“¡Ay, mis hijos!” wailed a woman by the banks of the river. The bone-chilling tale of La Llorona, the weeping woman, has been an iconic legend passed down through a relative or a friend, such as a mamá telling her hijos que se comporten; to behave or else La Llorona will whisk them away. In some cases, a friend of a friend whose tía knew someone who met La Llorona swears she is real. Whether you are a believer or not, this iconic legend is a childhood memory few can forget.
No tengan, miedo. Don’t be scared, it’s make-believe, right?
“I heard about La Llorena when I was in kinder; some kid was telling the story and I asked the teacher and she tried to scare us. It didn’t affect my childhood because my mom told me she wasn’t real,” says Mariana Beltrandelrio, a Junior at New Mexico State University.
Over the years her tale has been transformed, causing numerous versions to spread. The most common version of La Llorona involves a body of water. Whether it was the edge of a river, un canal, or a lake, a body of water meant the mysterious figure was guaranteed to roam the area.
“Ay, mis hijooooooos… Ayyyy, my children.”
One version of La Llorona, according to the Texas State Historical Association, is of a young woman named Mariá who fell in love with a young hidalgo, had children, and were happily living together; however, their marriage was not official since it was not recognized by the church.

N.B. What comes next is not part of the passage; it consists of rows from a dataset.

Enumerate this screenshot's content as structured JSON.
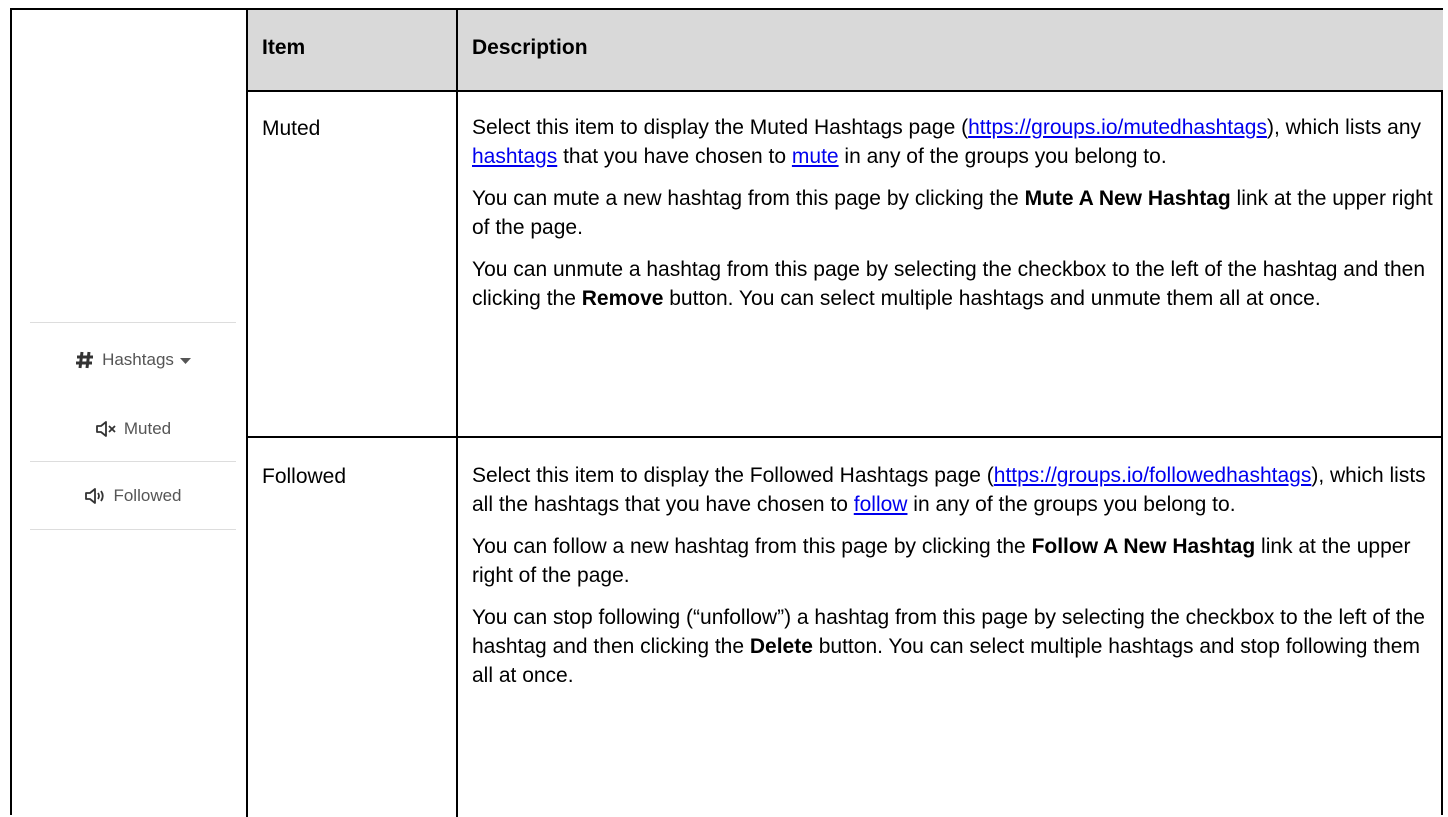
{
  "table": {
    "headers": {
      "item": "Item",
      "description": "Description"
    },
    "rows": [
      {
        "item": "Muted",
        "paragraphs": [
          [
            {
              "t": "Select this item to display the Muted Hashtags page ("
            },
            {
              "t": "https://groups.io/mutedhashtags",
              "link": true
            },
            {
              "t": "), which lists any "
            },
            {
              "t": "hashtags",
              "link": true
            },
            {
              "t": " that you have chosen to "
            },
            {
              "t": "mute",
              "link": true
            },
            {
              "t": " in any of the groups you belong to."
            }
          ],
          [
            {
              "t": "You can mute a new hashtag from this page by clicking the "
            },
            {
              "t": "Mute A New Hashtag",
              "bold": true
            },
            {
              "t": " link at the upper right of the page."
            }
          ],
          [
            {
              "t": "You can unmute a hashtag from this page by selecting the checkbox to the left of the hashtag and then clicking the "
            },
            {
              "t": "Remove",
              "bold": true
            },
            {
              "t": " button. You can select multiple hashtags and unmute them all at once."
            }
          ]
        ]
      },
      {
        "item": "Followed",
        "paragraphs": [
          [
            {
              "t": "Select this item to display the Followed Hashtags page ("
            },
            {
              "t": "https://groups.io/followedhashtags",
              "link": true
            },
            {
              "t": "), which lists all the hashtags that you have chosen to "
            },
            {
              "t": "follow",
              "link": true
            },
            {
              "t": " in any of the groups you belong to."
            }
          ],
          [
            {
              "t": "You can follow a new hashtag from this page by clicking the "
            },
            {
              "t": "Follow A New Hashtag",
              "bold": true
            },
            {
              "t": " link at the upper right of the page."
            }
          ],
          [
            {
              "t": "You can stop following (“unfollow”) a hashtag from this page by selecting the checkbox to the left of the hashtag and then clicking the "
            },
            {
              "t": "Delete",
              "bold": true
            },
            {
              "t": " button. You can select multiple hashtags and stop following them all at once."
            }
          ]
        ]
      }
    ]
  },
  "menu": {
    "hashtags_label": "Hashtags",
    "muted_label": "Muted",
    "followed_label": "Followed",
    "hashtags_icon": "hash-icon",
    "dropdown_icon": "caret-down-icon",
    "muted_icon": "speaker-muted-icon",
    "followed_icon": "speaker-on-icon"
  },
  "colors": {
    "header_bg": "#d9d9d9",
    "link": "#0000ee",
    "menu_text": "#555555"
  }
}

The increasing pressure from the hidalgo’s family to marry someone of a higher status led to the hidalgo marrying another woman, but would continue to support and visit María and his children. After the wedding ceremony, María, blinded by rage, “and in a crazed state killed the children, threw them into a nearby body of water, and then drowned herself. But when her soul applied for admission to heaven, el Señor refused her entry.” In order for her spirit to rest, María had to find her children.
A Tale of Heartbreak
One thing is certain: an inconsolable woman is mourning the loss of her children. In some stories the children were murdered by her lover, accidentally killed, or she drowned them.
“She was a mom of two children and they both died. I don’t remember how she lost her children, but she kept haunting their house after her children died and kept asking for her kids,” shares Mariana Beltrandelrio, a Junior at New Mexico State University.
“She was a woman who had drowned her own children in a river, and now continues to search for her children. In her search for her children, she might claim other children who are not her own,” adds Valerie Ramirez, University of Texas at El Paso graduate.
“My grandmother was the one who told me and my cousins about La Llorona when we were little. Her story was different than other versions I heard and picked up over the years. [Her] version of the story said that La Llorona’s children accidentally drowned and she also drowned trying to find/save them. So now she comes back every night to the river crying looking for her lost children,” shares Ana-Alizette Ruiz, graduate student at the University of Incarnate Word.
Genesis Granados, University of Texas at Austin graduate, provides a different yet similar version of La Llorona. “I’ve heard the story of La Llorona starting from my childhood until now. My abuelita used to tell me the story of this woman who in a moment of insanity drowned her children. When she came back from this she had realized what she had done, and mourned her children until her death,” she says.
Tracing the Origins of La LLorona
The Texas State Historical Association traces the tale of La Llorna to the era of Hernán Cortés and associates La LLorona with La Malinche, Cortés’ lover. Director of La Llorona, Bernadine Santistevan, went on a five year journey to find the truth about La Llorona. She claims the tale of the weeping woman goes back to 1502 with Cihuacoatl, a goddess, taking “the form of a beautiful lady draped in white garments. Throughout the night she cries out in misery, ‘Oh hijos mios…ya ha llegado vuestra destruccion. Donde os llevare?’ (Oh my children…your destruction has arrived. Where can I take you?) Many believe that Cihuacoalt was speaking of the future conquest of Mexico by the Spaniards.” In some instances, the history of La Llorona is a socio-political and cultural analogy of the shared history between Mexico and Spain.
Ay, could she really be real?
After the death of La Malinche, stories of a woman dressed in white haunting the streets of Mexico City spread. In 1550, the first official sighting of La Llorona occurred in Mexico City. During a full-moon night, a woman “wearing a white dress and veil” was seen roaming the streets; “her last stop is always La Plaza Mayor where she lets out her most desperate, horrific cry, after which she vanishes into the lake.”
Since then, the legend of the weeping woman is a cautionary tale for children who disobey parents, stay out after dark, or even abandoned families. From amusement parks, films, poetry, and plays, to countless books, La Llorona’s cultural influence is difficult to ignore.